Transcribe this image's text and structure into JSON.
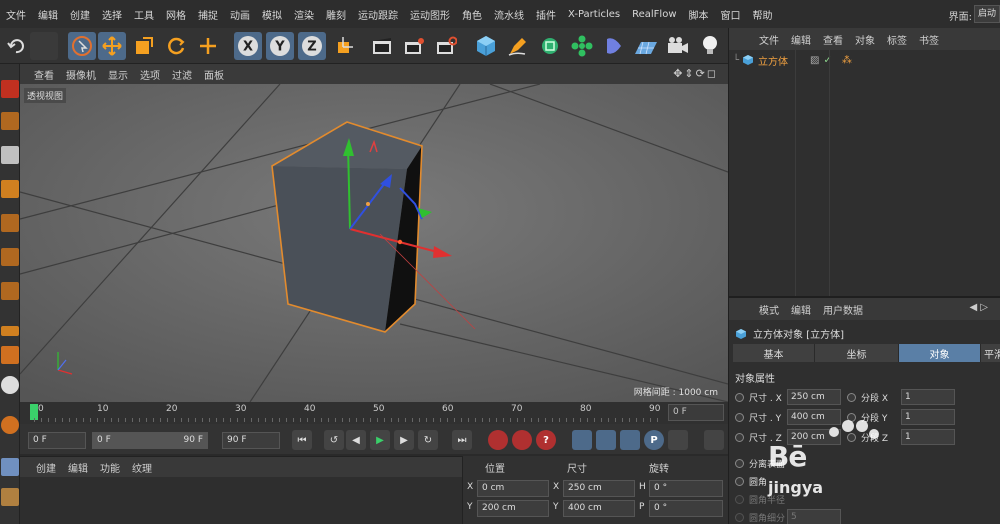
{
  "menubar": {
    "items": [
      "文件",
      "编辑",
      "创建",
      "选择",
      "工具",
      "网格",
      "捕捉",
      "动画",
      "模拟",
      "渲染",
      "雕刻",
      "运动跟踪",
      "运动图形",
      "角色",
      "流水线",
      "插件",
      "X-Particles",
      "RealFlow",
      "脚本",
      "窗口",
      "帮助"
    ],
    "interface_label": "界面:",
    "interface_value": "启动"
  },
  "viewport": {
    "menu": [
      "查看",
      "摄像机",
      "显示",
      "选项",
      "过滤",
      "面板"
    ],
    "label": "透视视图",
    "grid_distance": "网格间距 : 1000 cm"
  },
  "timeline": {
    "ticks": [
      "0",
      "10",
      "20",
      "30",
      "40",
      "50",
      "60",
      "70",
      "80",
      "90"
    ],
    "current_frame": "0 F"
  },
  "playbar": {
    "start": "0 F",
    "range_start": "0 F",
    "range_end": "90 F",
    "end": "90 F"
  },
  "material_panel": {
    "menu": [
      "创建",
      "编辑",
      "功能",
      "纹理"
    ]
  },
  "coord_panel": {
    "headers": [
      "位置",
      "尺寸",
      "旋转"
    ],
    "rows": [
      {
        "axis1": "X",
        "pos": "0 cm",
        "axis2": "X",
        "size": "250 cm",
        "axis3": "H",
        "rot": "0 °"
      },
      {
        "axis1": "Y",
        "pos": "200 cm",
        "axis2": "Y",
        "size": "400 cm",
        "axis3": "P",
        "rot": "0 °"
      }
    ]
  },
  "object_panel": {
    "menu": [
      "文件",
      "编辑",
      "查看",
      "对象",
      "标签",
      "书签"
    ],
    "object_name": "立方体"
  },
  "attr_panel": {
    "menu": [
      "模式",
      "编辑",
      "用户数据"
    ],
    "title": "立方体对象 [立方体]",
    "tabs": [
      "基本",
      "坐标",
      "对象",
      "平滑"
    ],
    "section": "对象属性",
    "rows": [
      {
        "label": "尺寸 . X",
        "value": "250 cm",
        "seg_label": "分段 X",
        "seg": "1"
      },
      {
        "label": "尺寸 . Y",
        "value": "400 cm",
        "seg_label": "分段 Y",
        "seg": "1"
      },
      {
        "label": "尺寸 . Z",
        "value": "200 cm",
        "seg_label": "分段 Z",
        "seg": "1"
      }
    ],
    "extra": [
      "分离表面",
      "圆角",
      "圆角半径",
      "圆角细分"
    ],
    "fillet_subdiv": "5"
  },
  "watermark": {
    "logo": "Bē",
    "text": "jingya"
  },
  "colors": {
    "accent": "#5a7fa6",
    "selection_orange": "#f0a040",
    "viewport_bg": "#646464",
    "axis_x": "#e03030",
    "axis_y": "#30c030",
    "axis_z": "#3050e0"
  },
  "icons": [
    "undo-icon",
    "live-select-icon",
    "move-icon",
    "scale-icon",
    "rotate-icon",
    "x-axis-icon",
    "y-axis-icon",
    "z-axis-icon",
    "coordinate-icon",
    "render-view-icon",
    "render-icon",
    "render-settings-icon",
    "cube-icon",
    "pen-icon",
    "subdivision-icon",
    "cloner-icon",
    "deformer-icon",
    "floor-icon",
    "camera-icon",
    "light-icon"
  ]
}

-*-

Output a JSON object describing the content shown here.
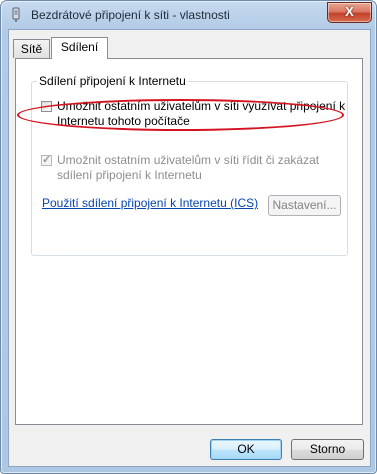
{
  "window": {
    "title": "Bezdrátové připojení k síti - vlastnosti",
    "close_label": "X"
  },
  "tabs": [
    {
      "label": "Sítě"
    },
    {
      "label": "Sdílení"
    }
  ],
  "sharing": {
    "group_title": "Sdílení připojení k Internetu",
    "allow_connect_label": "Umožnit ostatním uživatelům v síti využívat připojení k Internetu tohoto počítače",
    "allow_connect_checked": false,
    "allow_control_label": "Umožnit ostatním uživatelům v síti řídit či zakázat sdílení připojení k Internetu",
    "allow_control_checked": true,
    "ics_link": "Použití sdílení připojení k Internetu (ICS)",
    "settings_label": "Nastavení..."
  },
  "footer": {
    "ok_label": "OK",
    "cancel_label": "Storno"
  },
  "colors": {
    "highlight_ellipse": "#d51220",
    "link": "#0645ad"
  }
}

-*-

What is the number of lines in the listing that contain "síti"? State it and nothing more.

3